#### Task goal
From the records below, copy out each line that has the word "zoom".

*** Begin section ***

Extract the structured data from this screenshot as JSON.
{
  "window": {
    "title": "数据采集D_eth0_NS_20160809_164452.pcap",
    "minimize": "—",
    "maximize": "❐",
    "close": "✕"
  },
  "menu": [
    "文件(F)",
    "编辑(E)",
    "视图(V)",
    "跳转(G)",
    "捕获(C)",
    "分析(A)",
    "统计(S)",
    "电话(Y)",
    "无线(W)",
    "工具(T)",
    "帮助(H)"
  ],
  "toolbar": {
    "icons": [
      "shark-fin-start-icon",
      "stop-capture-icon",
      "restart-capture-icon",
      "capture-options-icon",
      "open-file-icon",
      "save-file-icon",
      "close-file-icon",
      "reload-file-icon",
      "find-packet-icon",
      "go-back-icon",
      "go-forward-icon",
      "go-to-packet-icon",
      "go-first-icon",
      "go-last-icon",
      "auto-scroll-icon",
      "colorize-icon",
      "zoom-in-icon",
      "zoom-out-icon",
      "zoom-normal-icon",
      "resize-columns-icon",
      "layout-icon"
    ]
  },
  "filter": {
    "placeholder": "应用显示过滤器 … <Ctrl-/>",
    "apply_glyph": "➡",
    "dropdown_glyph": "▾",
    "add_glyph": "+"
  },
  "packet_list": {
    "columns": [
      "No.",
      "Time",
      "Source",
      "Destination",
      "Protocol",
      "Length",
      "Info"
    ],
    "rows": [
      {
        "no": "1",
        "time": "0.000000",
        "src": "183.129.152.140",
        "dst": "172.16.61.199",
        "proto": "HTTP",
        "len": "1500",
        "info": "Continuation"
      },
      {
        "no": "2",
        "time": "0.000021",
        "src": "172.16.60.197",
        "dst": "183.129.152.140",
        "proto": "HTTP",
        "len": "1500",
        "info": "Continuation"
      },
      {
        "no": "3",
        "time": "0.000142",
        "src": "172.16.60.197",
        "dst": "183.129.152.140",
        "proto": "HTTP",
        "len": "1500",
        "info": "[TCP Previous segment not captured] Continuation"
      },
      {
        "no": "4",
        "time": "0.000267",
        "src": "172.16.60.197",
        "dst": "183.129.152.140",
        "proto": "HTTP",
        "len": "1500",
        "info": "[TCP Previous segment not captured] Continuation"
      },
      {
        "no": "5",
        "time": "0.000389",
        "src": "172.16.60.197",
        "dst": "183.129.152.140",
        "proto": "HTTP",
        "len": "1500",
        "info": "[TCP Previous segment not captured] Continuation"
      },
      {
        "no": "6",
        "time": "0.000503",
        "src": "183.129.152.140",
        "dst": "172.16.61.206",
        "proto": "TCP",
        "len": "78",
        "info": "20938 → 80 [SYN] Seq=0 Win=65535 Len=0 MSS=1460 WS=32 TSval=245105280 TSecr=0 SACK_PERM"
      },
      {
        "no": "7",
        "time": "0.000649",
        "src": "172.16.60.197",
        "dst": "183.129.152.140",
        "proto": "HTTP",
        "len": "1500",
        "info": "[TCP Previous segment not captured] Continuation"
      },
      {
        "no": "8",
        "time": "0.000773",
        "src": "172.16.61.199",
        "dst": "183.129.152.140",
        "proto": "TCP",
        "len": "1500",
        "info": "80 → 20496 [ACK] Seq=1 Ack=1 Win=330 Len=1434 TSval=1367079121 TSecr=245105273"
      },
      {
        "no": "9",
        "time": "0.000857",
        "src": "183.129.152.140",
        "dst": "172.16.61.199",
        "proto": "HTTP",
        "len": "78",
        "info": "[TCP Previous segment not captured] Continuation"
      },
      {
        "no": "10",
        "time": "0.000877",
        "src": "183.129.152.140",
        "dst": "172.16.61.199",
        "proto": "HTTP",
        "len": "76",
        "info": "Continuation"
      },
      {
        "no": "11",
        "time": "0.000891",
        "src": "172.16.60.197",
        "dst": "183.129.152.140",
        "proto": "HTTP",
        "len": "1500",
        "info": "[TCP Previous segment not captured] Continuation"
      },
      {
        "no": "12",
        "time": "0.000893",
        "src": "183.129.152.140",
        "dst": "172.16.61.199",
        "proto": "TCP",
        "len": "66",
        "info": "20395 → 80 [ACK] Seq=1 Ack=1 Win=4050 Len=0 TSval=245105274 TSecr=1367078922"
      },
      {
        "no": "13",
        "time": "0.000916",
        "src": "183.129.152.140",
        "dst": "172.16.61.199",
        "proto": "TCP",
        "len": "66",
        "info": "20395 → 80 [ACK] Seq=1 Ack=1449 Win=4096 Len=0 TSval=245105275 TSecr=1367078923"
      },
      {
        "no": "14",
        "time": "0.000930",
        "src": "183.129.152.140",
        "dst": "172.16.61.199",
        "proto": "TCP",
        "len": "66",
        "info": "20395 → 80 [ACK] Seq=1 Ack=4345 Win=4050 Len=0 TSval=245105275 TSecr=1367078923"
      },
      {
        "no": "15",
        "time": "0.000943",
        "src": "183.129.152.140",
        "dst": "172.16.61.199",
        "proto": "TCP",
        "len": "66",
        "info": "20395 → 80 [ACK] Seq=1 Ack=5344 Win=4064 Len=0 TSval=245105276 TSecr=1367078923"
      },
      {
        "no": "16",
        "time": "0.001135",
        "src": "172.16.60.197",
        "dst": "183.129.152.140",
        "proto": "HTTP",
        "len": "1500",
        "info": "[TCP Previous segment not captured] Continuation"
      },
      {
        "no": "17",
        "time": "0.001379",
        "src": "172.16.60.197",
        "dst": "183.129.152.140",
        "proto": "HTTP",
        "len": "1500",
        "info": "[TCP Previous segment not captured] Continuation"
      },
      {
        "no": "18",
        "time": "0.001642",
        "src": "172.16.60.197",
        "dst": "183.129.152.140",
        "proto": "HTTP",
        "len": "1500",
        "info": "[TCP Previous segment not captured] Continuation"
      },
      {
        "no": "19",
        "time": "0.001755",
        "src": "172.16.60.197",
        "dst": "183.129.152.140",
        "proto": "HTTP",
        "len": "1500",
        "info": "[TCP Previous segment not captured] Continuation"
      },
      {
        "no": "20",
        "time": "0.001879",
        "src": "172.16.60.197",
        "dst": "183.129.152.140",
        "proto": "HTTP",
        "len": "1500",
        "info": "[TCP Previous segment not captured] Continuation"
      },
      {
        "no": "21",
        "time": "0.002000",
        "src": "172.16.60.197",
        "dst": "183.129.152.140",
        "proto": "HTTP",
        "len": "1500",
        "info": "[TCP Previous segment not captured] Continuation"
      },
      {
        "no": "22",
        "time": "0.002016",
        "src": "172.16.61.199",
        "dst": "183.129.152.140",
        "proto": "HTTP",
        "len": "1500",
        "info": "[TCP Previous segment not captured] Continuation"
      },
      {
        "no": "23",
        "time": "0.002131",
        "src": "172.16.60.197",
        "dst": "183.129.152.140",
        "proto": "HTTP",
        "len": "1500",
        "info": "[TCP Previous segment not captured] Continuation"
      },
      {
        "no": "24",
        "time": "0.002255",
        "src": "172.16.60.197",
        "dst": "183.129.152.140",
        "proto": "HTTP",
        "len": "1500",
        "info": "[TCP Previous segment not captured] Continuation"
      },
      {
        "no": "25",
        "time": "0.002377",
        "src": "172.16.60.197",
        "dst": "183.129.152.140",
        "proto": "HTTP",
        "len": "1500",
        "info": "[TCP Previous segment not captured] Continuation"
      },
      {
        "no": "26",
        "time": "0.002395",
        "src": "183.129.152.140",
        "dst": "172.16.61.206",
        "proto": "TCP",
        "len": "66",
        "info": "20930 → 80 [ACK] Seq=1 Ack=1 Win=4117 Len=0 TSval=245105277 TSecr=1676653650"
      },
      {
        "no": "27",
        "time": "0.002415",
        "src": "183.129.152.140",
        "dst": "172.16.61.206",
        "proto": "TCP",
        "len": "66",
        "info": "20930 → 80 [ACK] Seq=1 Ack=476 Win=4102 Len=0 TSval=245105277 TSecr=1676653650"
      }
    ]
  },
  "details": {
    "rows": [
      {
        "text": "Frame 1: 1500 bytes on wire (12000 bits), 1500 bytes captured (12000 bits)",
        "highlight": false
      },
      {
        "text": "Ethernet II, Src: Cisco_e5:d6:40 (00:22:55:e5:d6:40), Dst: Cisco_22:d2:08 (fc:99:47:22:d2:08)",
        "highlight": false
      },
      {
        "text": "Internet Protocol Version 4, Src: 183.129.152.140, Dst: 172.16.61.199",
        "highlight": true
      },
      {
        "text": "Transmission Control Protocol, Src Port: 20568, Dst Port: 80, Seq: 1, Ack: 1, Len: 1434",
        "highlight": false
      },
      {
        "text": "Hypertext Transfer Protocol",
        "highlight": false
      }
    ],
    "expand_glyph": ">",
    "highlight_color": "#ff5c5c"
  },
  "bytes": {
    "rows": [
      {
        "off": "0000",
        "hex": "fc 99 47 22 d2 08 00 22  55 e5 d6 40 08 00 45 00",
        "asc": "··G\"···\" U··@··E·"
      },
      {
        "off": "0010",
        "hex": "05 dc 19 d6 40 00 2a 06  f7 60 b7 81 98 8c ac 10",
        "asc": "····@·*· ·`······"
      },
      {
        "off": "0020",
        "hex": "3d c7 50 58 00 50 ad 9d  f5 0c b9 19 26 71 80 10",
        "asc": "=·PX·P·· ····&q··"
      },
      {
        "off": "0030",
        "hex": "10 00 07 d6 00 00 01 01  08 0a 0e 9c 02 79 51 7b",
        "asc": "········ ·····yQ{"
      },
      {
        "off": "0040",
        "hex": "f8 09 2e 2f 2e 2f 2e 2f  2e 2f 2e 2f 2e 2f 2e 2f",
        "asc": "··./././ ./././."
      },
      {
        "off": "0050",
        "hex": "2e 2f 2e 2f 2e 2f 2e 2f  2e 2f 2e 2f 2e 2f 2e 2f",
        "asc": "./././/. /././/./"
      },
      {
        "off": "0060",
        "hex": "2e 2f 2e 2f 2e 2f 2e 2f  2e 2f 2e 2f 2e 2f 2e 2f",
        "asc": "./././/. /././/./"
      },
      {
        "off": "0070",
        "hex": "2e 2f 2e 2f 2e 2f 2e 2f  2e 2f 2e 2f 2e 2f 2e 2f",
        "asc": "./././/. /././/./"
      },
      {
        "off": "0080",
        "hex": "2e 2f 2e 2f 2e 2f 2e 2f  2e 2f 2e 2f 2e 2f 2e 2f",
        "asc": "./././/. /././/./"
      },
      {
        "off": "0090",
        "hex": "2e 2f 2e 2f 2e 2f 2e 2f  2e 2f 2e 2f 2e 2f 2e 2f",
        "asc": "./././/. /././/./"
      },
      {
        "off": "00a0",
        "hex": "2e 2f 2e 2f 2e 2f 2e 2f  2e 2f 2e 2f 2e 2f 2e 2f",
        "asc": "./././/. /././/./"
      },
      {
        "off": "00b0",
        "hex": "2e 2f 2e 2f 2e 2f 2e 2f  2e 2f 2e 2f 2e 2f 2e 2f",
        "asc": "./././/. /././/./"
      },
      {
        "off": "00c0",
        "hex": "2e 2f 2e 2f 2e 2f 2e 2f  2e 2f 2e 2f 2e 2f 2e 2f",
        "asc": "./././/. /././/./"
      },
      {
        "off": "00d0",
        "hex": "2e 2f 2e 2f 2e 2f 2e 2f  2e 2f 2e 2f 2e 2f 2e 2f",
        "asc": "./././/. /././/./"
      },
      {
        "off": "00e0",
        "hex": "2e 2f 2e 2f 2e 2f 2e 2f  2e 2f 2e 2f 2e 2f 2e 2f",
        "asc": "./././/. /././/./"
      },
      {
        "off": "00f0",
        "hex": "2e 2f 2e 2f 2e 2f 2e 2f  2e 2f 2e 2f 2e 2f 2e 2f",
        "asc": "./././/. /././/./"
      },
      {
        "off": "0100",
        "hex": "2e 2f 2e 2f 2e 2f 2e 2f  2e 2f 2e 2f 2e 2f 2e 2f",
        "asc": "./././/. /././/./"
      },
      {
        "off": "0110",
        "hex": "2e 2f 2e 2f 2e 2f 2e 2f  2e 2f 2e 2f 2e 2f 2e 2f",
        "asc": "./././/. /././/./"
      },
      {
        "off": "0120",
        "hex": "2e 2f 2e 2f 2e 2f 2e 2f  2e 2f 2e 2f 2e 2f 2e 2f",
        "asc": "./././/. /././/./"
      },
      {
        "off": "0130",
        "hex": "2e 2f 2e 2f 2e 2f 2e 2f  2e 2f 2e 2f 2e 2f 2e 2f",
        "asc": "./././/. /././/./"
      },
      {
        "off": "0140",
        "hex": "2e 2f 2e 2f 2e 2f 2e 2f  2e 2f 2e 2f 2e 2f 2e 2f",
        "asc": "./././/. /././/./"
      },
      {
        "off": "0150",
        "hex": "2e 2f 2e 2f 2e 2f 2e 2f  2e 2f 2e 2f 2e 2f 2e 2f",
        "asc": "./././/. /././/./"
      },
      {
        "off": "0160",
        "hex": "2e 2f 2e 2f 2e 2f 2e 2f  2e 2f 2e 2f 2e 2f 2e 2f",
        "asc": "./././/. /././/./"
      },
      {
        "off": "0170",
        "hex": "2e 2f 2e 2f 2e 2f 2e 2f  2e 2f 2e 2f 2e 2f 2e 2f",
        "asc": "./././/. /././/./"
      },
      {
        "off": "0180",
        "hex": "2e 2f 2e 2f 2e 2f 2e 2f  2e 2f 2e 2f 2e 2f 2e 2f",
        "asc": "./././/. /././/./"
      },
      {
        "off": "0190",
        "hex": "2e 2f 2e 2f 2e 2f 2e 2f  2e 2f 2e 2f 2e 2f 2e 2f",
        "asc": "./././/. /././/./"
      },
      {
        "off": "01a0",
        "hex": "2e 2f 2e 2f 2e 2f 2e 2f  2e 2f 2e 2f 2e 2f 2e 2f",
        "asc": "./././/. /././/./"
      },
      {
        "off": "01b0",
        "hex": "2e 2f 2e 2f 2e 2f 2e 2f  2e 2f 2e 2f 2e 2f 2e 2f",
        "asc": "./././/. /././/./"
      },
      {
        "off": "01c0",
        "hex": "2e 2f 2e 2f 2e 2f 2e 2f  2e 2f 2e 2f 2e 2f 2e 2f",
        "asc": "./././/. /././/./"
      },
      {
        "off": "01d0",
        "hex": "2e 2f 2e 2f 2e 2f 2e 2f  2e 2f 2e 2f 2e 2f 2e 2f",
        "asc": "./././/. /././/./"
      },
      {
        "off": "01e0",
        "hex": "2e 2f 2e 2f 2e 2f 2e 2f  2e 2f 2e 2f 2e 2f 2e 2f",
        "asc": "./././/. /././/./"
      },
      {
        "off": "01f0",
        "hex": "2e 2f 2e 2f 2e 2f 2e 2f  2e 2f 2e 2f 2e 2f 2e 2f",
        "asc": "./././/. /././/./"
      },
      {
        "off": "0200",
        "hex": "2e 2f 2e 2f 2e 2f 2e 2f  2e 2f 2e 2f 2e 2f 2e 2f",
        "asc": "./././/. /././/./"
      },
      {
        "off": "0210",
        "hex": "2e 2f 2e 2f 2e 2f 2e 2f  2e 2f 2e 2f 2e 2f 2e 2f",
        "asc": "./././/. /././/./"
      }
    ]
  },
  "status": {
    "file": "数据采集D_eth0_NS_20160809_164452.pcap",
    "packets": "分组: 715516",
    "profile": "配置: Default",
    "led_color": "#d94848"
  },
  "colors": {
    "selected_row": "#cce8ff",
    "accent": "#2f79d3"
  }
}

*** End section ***

#### Response to this exercise
      "zoom-in-icon",
      "zoom-out-icon",
      "zoom-normal-icon",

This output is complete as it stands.